Nick glanced over the signature and felt his saliva glands finally start working again. "Thank you, Mrs. McClure, and congratulations. This is a happy day for the two of you." He placed the contract into the folds of his portfolio. "I'd like to give you the details on your inheritance now."
"I'd appreciate that."
"The money is coming from your uncle, Andrew Thomas Galloway." He paused, gauging her reaction.
"My goodness," she stammered. "I . . . I don't--"
"My research indicates that you probably never even met him."
"You know, I never did, but my mother mentioned him a few times when she was alive. They had some sort of a feud goin'. Hadn't spoken to each other since the sixties."
Nick frowned sympathetically. Company research indicated that Andrew Galloway had not spoken to Emma McClure's mother since 1958. His research had uncovered more than dates, though. Andrew Galloway was actually a borderline psychotic with an unnatural attraction to young boys. But there was no need to bring out the darker side of his findings.
"Your uncle had been living up north in Placerville. He died about six weeks ago."
"And he remembered me in his will?"
"Actually he died without a will. When an individual dies without a will in California, the laws of inheritance are based on genealogy. Bloodlines. You're his closest living relative, so you get the entire proceeds of his estate."
"How much?" asked J.P., his entire body tensed.
"Brace yourselves, okay?" said Nick, breaking into a smile now.
"There was slightly more than sixty-three thousand dollars in his bank accounts. That's the entire value of the estate. Congratulations."

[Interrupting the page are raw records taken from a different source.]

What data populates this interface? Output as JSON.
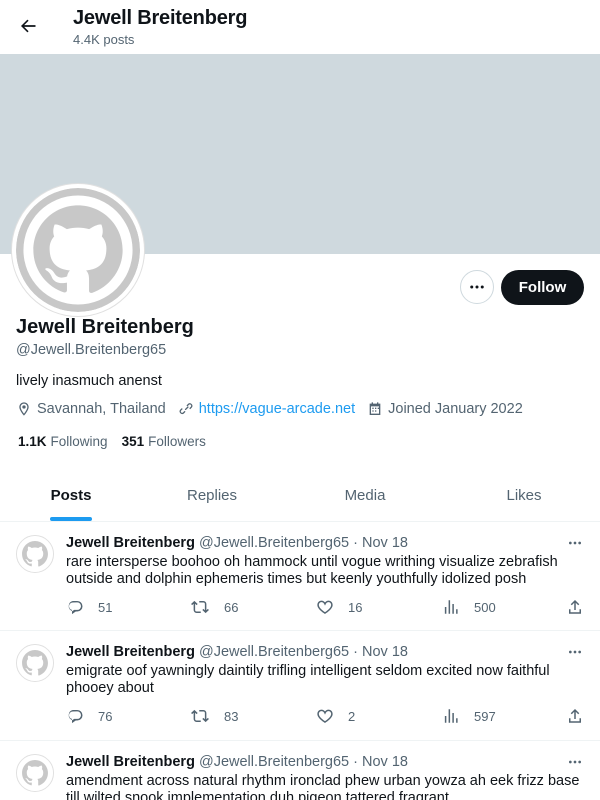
{
  "header": {
    "title": "Jewell Breitenberg",
    "posts_count": "4.4K posts"
  },
  "profile": {
    "name": "Jewell Breitenberg",
    "handle": "@Jewell.Breitenberg65",
    "bio": "lively inasmuch anenst",
    "location": "Savannah, Thailand",
    "website": "https://vague-arcade.net",
    "joined": "Joined January 2022",
    "following_count": "1.1K",
    "following_label": "Following",
    "followers_count": "351",
    "followers_label": "Followers",
    "follow_label": "Follow",
    "banner_color": "#cfd9de"
  },
  "tabs": [
    {
      "label": "Posts",
      "active": true
    },
    {
      "label": "Replies",
      "active": false
    },
    {
      "label": "Media",
      "active": false
    },
    {
      "label": "Likes",
      "active": false
    }
  ],
  "tweets": [
    {
      "name": "Jewell Breitenberg",
      "handle": "@Jewell.Breitenberg65",
      "separator": "·",
      "date": "Nov 18",
      "text": "rare intersperse boohoo oh hammock until vogue writhing visualize zebrafish outside and dolphin ephemeris times but keenly youthfully idolized posh",
      "replies": "51",
      "retweets": "66",
      "likes": "16",
      "views": "500"
    },
    {
      "name": "Jewell Breitenberg",
      "handle": "@Jewell.Breitenberg65",
      "separator": "·",
      "date": "Nov 18",
      "text": "emigrate oof yawningly daintily trifling intelligent seldom excited now faithful phooey about",
      "replies": "76",
      "retweets": "83",
      "likes": "2",
      "views": "597"
    },
    {
      "name": "Jewell Breitenberg",
      "handle": "@Jewell.Breitenberg65",
      "separator": "·",
      "date": "Nov 18",
      "text": "amendment across natural rhythm ironclad phew urban yowza ah eek frizz base till wilted snook implementation duh pigeon tattered fragrant",
      "replies": "",
      "retweets": "",
      "likes": "",
      "views": ""
    }
  ],
  "icons": {
    "back": "arrow-left-icon",
    "more": "more-horizontal-icon",
    "location": "location-pin-icon",
    "link": "link-icon",
    "calendar": "calendar-icon",
    "reply": "reply-icon",
    "retweet": "retweet-icon",
    "like": "heart-icon",
    "views": "views-chart-icon",
    "share": "share-icon"
  },
  "colors": {
    "accent": "#1d9bf0",
    "text": "#0f1419",
    "muted": "#536471"
  }
}
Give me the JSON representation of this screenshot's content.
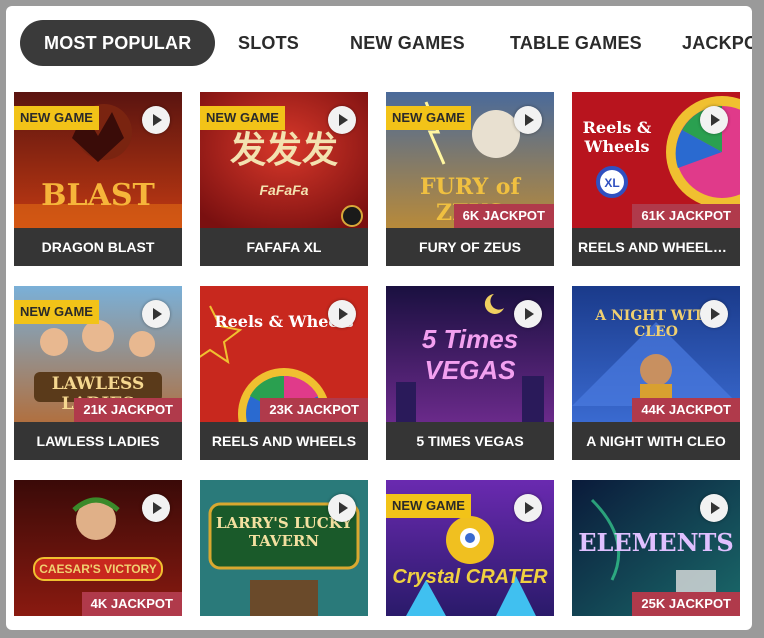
{
  "nav": {
    "tabs": [
      {
        "label": "MOST POPULAR",
        "active": true
      },
      {
        "label": "SLOTS",
        "active": false
      },
      {
        "label": "NEW GAMES",
        "active": false
      },
      {
        "label": "TABLE GAMES",
        "active": false
      },
      {
        "label": "JACKPOTS",
        "active": false
      }
    ]
  },
  "badges": {
    "new_game": "NEW GAME"
  },
  "games": [
    {
      "title": "DRAGON BLAST",
      "new": true,
      "jackpot": "",
      "art_text": "BLAST",
      "icon": "dragon-art"
    },
    {
      "title": "FAFAFA XL",
      "new": true,
      "jackpot": "",
      "art_text": "FaFaFa",
      "icon": "fafafa-art"
    },
    {
      "title": "FURY OF ZEUS",
      "new": true,
      "jackpot": "6K JACKPOT",
      "art_text": "FURY of ZEUS",
      "icon": "zeus-art"
    },
    {
      "title": "REELS AND WHEELS ...",
      "new": false,
      "jackpot": "61K JACKPOT",
      "art_text": "Reels & Wheels",
      "icon": "wheel-art"
    },
    {
      "title": "LAWLESS LADIES",
      "new": true,
      "jackpot": "21K JACKPOT",
      "art_text": "LAWLESS LADIES",
      "icon": "ladies-art"
    },
    {
      "title": "REELS AND WHEELS",
      "new": false,
      "jackpot": "23K JACKPOT",
      "art_text": "Reels & Wheels",
      "icon": "wheel-art"
    },
    {
      "title": "5 TIMES VEGAS",
      "new": false,
      "jackpot": "",
      "art_text": "5 Times VEGAS",
      "icon": "vegas-art"
    },
    {
      "title": "A NIGHT WITH CLEO",
      "new": false,
      "jackpot": "44K JACKPOT",
      "art_text": "A NIGHT WITH CLEO",
      "icon": "pyramid-art"
    },
    {
      "title": "",
      "new": false,
      "jackpot": "4K JACKPOT",
      "art_text": "CAESAR'S VICTORY",
      "icon": "caesar-art"
    },
    {
      "title": "",
      "new": false,
      "jackpot": "",
      "art_text": "LARRY'S LUCKY TAVERN",
      "icon": "tavern-art"
    },
    {
      "title": "",
      "new": true,
      "jackpot": "",
      "art_text": "Crystal CRATER",
      "icon": "crystal-art"
    },
    {
      "title": "",
      "new": false,
      "jackpot": "25K JACKPOT",
      "art_text": "ELEMENTS",
      "icon": "elements-art"
    }
  ],
  "colors": {
    "active_tab_bg": "#3a3a3a",
    "new_badge_bg": "#f2c318",
    "jackpot_bg": "#b03a4b",
    "title_bar_bg": "#353535"
  }
}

Mother and son remained motionless, and Nick could read no reaction until J.P.'s yellow grin spread across his face like a hairline fracture in glass.
"Sweet Jesus," said Emma, fanning herself with a magazine.

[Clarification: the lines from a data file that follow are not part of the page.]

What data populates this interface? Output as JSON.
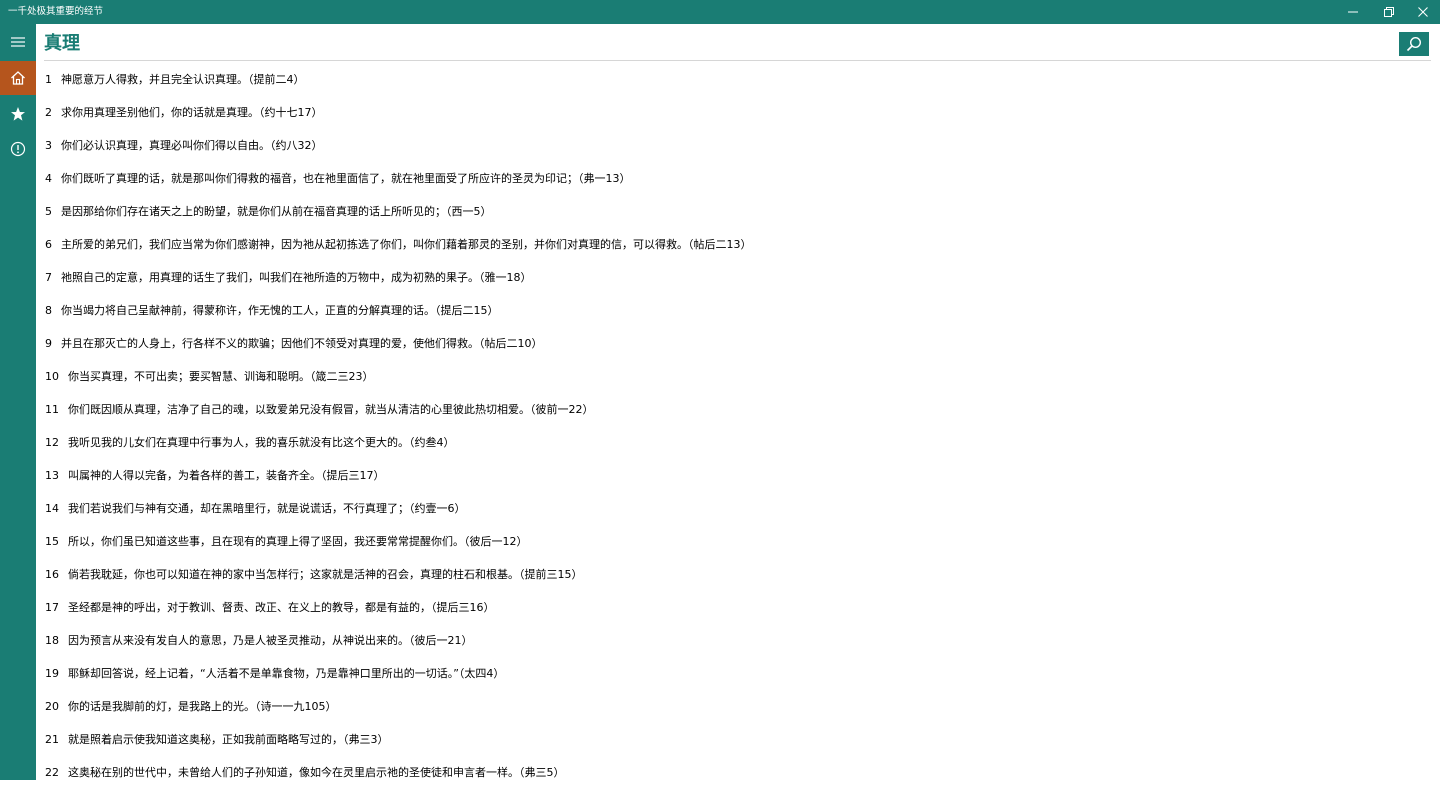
{
  "window": {
    "title": "一千处极其重要的经节",
    "controls": [
      {
        "name": "minimize-icon"
      },
      {
        "name": "restore-icon"
      },
      {
        "name": "close-icon"
      }
    ]
  },
  "sidebar": {
    "items": [
      {
        "name": "hamburger-menu-icon"
      },
      {
        "name": "home-icon",
        "active": true
      },
      {
        "name": "star-icon"
      },
      {
        "name": "info-icon"
      }
    ]
  },
  "header": {
    "title": "真理",
    "search_icon": "search-icon"
  },
  "colors": {
    "accent": "#1a7d74",
    "active_nav": "#b5551d",
    "background": "#ffffff"
  },
  "verses": [
    {
      "num": "1",
      "text": "神愿意万人得救，并且完全认识真理。（提前二4）"
    },
    {
      "num": "2",
      "text": "求你用真理圣别他们，你的话就是真理。（约十七17）"
    },
    {
      "num": "3",
      "text": "你们必认识真理，真理必叫你们得以自由。（约八32）"
    },
    {
      "num": "4",
      "text": "你们既听了真理的话，就是那叫你们得救的福音，也在祂里面信了，就在祂里面受了所应许的圣灵为印记；（弗一13）"
    },
    {
      "num": "5",
      "text": "是因那给你们存在诸天之上的盼望，就是你们从前在福音真理的话上所听见的；（西一5）"
    },
    {
      "num": "6",
      "text": "主所爱的弟兄们，我们应当常为你们感谢神，因为祂从起初拣选了你们，叫你们藉着那灵的圣别，并你们对真理的信，可以得救。（帖后二13）"
    },
    {
      "num": "7",
      "text": "祂照自己的定意，用真理的话生了我们，叫我们在祂所造的万物中，成为初熟的果子。（雅一18）"
    },
    {
      "num": "8",
      "text": "你当竭力将自己呈献神前，得蒙称许，作无愧的工人，正直的分解真理的话。（提后二15）"
    },
    {
      "num": "9",
      "text": "并且在那灭亡的人身上，行各样不义的欺骗；因他们不领受对真理的爱，使他们得救。（帖后二10）"
    },
    {
      "num": "10",
      "text": "你当买真理，不可出卖；要买智慧、训诲和聪明。（箴二三23）"
    },
    {
      "num": "11",
      "text": "你们既因顺从真理，洁净了自己的魂，以致爱弟兄没有假冒，就当从清洁的心里彼此热切相爱。（彼前一22）"
    },
    {
      "num": "12",
      "text": "我听见我的儿女们在真理中行事为人，我的喜乐就没有比这个更大的。（约叁4）"
    },
    {
      "num": "13",
      "text": "叫属神的人得以完备，为着各样的善工，装备齐全。（提后三17）"
    },
    {
      "num": "14",
      "text": "我们若说我们与神有交通，却在黑暗里行，就是说谎话，不行真理了；（约壹一6）"
    },
    {
      "num": "15",
      "text": "所以，你们虽已知道这些事，且在现有的真理上得了坚固，我还要常常提醒你们。（彼后一12）"
    },
    {
      "num": "16",
      "text": "倘若我耽延，你也可以知道在神的家中当怎样行；这家就是活神的召会，真理的柱石和根基。（提前三15）"
    },
    {
      "num": "17",
      "text": "圣经都是神的呼出，对于教训、督责、改正、在义上的教导，都是有益的，（提后三16）"
    },
    {
      "num": "18",
      "text": "因为预言从来没有发自人的意思，乃是人被圣灵推动，从神说出来的。（彼后一21）"
    },
    {
      "num": "19",
      "text": "耶稣却回答说，经上记着，“人活着不是单靠食物，乃是靠神口里所出的一切话。”（太四4）"
    },
    {
      "num": "20",
      "text": "你的话是我脚前的灯，是我路上的光。（诗一一九105）"
    },
    {
      "num": "21",
      "text": "就是照着启示使我知道这奥秘，正如我前面略略写过的，（弗三3）"
    },
    {
      "num": "22",
      "text": "这奥秘在别的世代中，未曾给人们的子孙知道，像如今在灵里启示祂的圣使徒和申言者一样。（弗三5）"
    }
  ]
}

"It's all yours now, folks."
"Sixty-three thousand!" shouted J.P., rising to his feet.
Nick focused on Emma McClure. He was more concerned with the heir's reaction.

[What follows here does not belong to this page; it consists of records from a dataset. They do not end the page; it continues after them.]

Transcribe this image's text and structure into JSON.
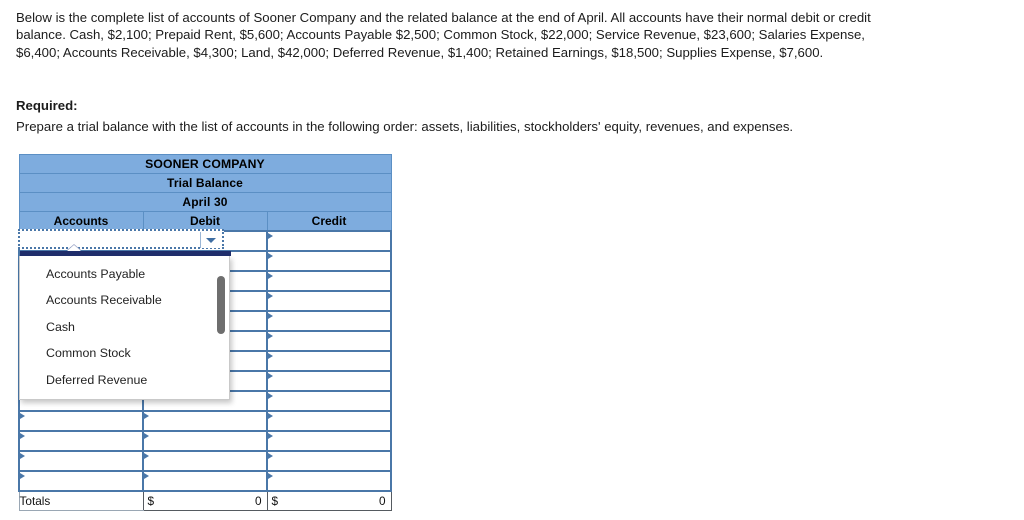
{
  "problem": {
    "statement": "Below is the complete list of accounts of Sooner Company and the related balance at the end of April. All accounts have their normal debit or credit balance. Cash, $2,100; Prepaid Rent, $5,600; Accounts Payable $2,500; Common Stock, $22,000; Service Revenue, $23,600; Salaries Expense, $6,400; Accounts Receivable, $4,300; Land, $42,000; Deferred Revenue, $1,400; Retained Earnings, $18,500; Supplies Expense, $7,600.",
    "required_label": "Required:",
    "required_text": "Prepare a trial balance with the list of accounts in the following order: assets, liabilities, stockholders' equity, revenues, and expenses."
  },
  "worksheet": {
    "title_company": "SOONER COMPANY",
    "title_statement": "Trial Balance",
    "title_date": "April 30",
    "columns": {
      "accounts": "Accounts",
      "debit": "Debit",
      "credit": "Credit"
    },
    "row_count": 13,
    "rows": [
      {
        "account": "",
        "debit": "",
        "credit": ""
      },
      {
        "account": "",
        "debit": "",
        "credit": ""
      },
      {
        "account": "",
        "debit": "",
        "credit": ""
      },
      {
        "account": "",
        "debit": "",
        "credit": ""
      },
      {
        "account": "",
        "debit": "",
        "credit": ""
      },
      {
        "account": "",
        "debit": "",
        "credit": ""
      },
      {
        "account": "",
        "debit": "",
        "credit": ""
      },
      {
        "account": "",
        "debit": "",
        "credit": ""
      },
      {
        "account": "",
        "debit": "",
        "credit": ""
      },
      {
        "account": "",
        "debit": "",
        "credit": ""
      },
      {
        "account": "",
        "debit": "",
        "credit": ""
      },
      {
        "account": "",
        "debit": "",
        "credit": ""
      },
      {
        "account": "",
        "debit": "",
        "credit": ""
      }
    ],
    "totals": {
      "label": "Totals",
      "debit_currency": "$",
      "debit_value": "0",
      "credit_currency": "$",
      "credit_value": "0"
    }
  },
  "account_select": {
    "value": "",
    "placeholder": "",
    "expanded": true,
    "options": [
      "Accounts Payable",
      "Accounts Receivable",
      "Cash",
      "Common Stock",
      "Deferred Revenue"
    ]
  },
  "colors": {
    "header_blue": "#7EACDE",
    "cell_border_blue": "#4A77A8",
    "dropdown_topbar": "#1F2D6B",
    "scrollbar_thumb": "#6E6E6E"
  }
}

"I can't believe this," she muttered, her head in her hands.
"I'm happy to say it's true, ma'am. Let me tell you how it'll work: My attorney will arrange a court hearing where we'll ask the court to release your uncle's money. Once they okay our petition, it'll take about five or six weeks for my attorney to receive the checks from the county and send you your portion."
"And then you'll mail me the money?"
"I'll deliver it to you personally. The county will mail my attorney two checks -- one for your portion, the other for my company fee. As soon as my attorney gets the checks, I intend to drive back down here and hand you your portion myself."
"I appreciate that."
Nick reached into his coat pocket. "I want you to have my card, also my attorney's card, and a copy of the contract you've signed. Be sure to keep that in a safe place." He closed and latched his briefcase. "If you have no more questions, I'll need to be on my way, but please feel free to call me anytime at my office if you feel the need. My number's right there on the card."
She smiled at him, misty-eyed. "This is a godsend -- a godsend, Mr. Merchant. Do you know how long I've wanted to patch the roof here? I . . . I just can't . . ."
The words were lost. She stood and took a step toward him, her arms extended. Nick blushed a bit as she gave him a quick hug.
"I'm happy to bring you the news," he said, smiling. "I'm sure you'll put the money to good use."
"Oh, we will, won't we, J.P.?" she replied, dabbing at her eyes. J.P. beamed.
"Thank you again, ma'am. Remember -- any questions, you call me." She nodded and Nick said goodbye.
Excerpted from The Heir Hunter by Chris Larsgaard. . Excerpted by permission of Dell, a division of Random House LLC. All rights reserved. No part of this excerpt may be reproduced or reprinted without permission in writing from the publisher.